Senator HAINES(5.42) —The Companies Amendment Bill 1985 and the Companies (Fees) Amendment Bill 1985 enact provisions approved by the Standing Committee of Attorneys-General. The provisions under the Companies Amendment Bill relate to company returns, and the provisions under the Companies (Fees) Amendment Bill allow the collection of moneys under the new scheme of company legislation. Before making any comments on these Bills, I will pick up a point made by Senator Hill at the close of his address. I agree with him that certainty under the law is important in a complex area such as company law. I am sure he did not say that merely because he is a lawyer who is no doubt experienced in this field, and I certainly do not say it from that point of view. However good the theory is, I do not believe that we can exist in a situation which is basically ad hoc, where the rules are not defined or established at law and where companies themselves are uncertain as to how they can and cannot operate.

These Bills are essentially unexceptionable and the Australian Democrats, like the Opposition, will be supporting them. Basically, this legislative package corrects existing problems, and the passage of these Bills will mean that from today onwards the legislation will operate in the best interests of the companies concerned. This is particularly true of those companies which are already overburdened by paper work and regulations, as Senator Hill has already pointed out. I dare say that these companies will be grateful for the small mercies that are contained in these two Bills-in particular the fact that the Government has not proceeded with plans to add yet more paper work to an already overburdened system by applying the new form of company return to exempt proprietary companies. Certainly most companies in Australia would define themselves as being overregulated and they will all welcome changes to the legislation that require less paper work and less cost to them as a consequence. Furthermore, the Government has changed its tune with regard to the time within which annual returns must be filed. This, too, will place a less heavy burden on the companies concerned.

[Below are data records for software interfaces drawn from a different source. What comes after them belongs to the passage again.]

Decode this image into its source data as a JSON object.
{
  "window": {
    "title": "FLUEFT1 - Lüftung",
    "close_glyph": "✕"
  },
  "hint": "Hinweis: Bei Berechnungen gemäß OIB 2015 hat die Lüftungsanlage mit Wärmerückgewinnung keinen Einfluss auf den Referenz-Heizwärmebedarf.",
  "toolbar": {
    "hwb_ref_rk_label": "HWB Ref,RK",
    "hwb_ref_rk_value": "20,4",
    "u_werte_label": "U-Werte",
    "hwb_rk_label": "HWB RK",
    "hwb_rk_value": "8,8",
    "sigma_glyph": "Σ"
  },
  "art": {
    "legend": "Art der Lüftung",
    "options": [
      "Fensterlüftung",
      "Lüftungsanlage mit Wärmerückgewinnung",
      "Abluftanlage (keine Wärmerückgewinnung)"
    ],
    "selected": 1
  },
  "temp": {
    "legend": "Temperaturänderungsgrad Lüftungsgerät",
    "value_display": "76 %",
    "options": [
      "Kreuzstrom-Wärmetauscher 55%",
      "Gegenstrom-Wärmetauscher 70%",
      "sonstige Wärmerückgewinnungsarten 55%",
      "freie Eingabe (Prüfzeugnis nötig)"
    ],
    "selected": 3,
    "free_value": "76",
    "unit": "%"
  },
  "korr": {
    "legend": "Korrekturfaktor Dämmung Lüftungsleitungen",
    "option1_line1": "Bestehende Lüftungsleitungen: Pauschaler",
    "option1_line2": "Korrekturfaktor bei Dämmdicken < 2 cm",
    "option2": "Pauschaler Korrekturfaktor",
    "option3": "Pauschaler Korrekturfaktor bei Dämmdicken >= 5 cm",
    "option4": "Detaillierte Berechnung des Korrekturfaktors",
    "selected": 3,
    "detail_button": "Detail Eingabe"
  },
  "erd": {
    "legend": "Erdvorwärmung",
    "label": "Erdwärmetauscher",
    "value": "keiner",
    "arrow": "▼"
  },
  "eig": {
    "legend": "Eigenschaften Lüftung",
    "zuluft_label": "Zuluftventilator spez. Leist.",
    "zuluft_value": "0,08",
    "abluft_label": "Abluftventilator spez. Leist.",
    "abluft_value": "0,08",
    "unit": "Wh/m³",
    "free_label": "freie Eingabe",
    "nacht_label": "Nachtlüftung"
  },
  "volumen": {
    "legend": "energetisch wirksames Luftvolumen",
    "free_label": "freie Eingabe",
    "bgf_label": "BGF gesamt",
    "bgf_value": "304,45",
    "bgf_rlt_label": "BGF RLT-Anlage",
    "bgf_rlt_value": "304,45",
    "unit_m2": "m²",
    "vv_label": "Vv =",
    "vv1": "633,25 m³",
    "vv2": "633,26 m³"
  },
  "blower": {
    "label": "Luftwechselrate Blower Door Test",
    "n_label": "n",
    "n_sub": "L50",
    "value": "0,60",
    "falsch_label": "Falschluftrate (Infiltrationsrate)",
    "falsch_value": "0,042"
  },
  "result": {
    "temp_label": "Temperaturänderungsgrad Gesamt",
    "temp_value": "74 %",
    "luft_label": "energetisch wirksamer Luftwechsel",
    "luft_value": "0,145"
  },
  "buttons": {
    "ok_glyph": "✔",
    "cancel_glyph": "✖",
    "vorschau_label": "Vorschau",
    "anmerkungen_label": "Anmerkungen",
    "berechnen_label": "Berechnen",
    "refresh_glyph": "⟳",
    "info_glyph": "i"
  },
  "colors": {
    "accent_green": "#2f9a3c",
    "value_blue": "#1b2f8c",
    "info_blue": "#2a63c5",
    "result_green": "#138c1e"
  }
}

The Australian Democrats have always argued that smaller businesses and companies need to be hassled as little as possible by governments, State and Federal. As Senator Hill pointed out, these Bills go some way towards that end. In certain areas the Government could well look at undertaking deregulation more often than it does and, because these Bills go some little way towards ensuring that, we will support them.